During these cold winter months, some people will be going to use tanning beds and booths.


Once thought of as a safe alternative to natural sunlight, indoor tanning booths are just as dangerous as the sun to skin health. According to the American Cancer Society, over 1 million people are estimated to be diagnosed with skin cancer this year. Although preventable, thousands of people die from skin cancer each year.

During these cold winter months, some people will be going to use tanning beds and booths.


Once thought of as a safe alternative to natural sunlight, indoor tanning booths are just as dangerous as the sun to skin health. According to the American Cancer Society, over 1 million people are estimated to be diagnosed with skin cancer this year. Although preventable, thousands of people die from skin cancer each year.


There are two forms of skin cancer. Non-melanoma skin cancers are those, which are localized to one area of the body and not spread to other systems or organs in the body.


They are usually found on areas of the skin that are most exposed to ultraviolet radiation, such as the face, hands and neck.


Melanoma skin cancer is more dangerous, and results from repeated overexposure to UV rays. Melanoma can spread to other parts of the body, making it more dangerous and deadly if left untreated.


Tanning beds release high amounts of UV radiation, causing damage to the skin. Although this damage may not be seen immediately, it may result in skin cancer in the future. The Dartmouth Medical School found that using a tanning bed makes a person 2.5 times more likely to develop skin cancer. This research was based on the use of a tanning bed once during a person’s lifetime, not regular or prolonged use. Indoor tanning can also cause immune system suppression and complications with vision and eye health, including cataract development.


Both forms of cancer are highly treatable when detected in their early stages, however avoiding indoor tanning beds all together is the safest and easiest way to avoid skin cancer.

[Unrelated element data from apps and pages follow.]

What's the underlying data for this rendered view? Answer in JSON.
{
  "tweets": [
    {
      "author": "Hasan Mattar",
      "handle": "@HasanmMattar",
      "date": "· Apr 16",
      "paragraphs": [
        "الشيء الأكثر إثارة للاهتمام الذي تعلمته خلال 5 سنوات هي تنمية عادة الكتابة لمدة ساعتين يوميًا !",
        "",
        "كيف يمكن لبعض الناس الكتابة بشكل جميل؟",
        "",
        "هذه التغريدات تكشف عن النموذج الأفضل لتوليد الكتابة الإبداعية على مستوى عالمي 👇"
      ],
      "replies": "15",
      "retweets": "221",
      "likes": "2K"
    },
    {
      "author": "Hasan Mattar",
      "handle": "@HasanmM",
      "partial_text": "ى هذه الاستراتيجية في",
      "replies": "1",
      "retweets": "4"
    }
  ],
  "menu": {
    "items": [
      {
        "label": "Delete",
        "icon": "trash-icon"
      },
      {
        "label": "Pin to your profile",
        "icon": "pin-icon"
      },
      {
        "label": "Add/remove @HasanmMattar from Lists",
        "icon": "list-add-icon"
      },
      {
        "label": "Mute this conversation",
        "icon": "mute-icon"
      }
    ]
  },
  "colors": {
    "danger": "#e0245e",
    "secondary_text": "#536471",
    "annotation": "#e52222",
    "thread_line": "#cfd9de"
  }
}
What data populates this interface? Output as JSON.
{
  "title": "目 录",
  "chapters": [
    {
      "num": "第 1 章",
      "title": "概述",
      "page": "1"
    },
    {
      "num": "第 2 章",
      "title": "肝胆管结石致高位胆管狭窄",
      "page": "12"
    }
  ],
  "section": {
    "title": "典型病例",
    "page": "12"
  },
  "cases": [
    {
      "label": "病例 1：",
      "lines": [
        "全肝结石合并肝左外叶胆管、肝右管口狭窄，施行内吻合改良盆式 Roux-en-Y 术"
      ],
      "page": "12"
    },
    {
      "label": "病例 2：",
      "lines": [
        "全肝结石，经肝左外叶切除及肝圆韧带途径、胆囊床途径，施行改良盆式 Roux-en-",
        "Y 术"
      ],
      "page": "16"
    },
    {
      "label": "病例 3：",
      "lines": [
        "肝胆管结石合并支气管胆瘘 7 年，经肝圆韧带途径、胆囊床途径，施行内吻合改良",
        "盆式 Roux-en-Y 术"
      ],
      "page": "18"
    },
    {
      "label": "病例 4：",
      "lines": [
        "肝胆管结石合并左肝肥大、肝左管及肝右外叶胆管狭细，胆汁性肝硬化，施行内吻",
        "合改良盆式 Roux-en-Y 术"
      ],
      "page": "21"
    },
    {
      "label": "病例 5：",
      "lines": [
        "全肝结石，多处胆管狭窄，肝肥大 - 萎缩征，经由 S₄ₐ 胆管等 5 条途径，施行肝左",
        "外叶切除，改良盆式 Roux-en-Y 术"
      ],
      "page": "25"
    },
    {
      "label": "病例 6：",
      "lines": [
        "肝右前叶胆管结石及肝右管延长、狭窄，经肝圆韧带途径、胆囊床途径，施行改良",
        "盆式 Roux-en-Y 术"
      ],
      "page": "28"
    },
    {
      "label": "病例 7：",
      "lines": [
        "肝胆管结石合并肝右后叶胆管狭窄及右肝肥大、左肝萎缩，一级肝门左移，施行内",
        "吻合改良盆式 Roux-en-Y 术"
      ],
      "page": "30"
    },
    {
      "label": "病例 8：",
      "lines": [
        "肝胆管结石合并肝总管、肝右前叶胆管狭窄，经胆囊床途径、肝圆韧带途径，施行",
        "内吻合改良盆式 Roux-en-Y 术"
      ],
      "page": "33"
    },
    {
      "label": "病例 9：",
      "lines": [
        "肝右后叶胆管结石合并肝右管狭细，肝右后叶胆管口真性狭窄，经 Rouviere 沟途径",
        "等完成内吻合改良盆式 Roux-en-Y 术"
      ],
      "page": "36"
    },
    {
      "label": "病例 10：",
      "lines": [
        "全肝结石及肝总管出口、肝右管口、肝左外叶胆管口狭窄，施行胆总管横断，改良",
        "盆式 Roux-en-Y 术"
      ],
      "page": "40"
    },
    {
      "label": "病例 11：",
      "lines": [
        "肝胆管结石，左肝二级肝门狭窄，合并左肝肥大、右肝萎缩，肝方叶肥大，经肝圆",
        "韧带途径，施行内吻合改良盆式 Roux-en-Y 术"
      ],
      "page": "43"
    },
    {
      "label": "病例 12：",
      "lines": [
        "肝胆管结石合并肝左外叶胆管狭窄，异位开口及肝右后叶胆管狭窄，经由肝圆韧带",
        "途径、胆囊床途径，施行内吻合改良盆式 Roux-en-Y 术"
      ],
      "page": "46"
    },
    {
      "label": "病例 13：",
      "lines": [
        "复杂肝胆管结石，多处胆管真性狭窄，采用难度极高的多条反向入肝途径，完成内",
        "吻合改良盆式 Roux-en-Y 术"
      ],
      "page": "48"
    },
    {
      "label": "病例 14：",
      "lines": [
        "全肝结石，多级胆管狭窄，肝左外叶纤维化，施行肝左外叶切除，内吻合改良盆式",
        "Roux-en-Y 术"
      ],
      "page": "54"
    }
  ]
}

For more information on the dangers of indoor tanning, please contact the Livingston County Department of Health at 585-243-7299.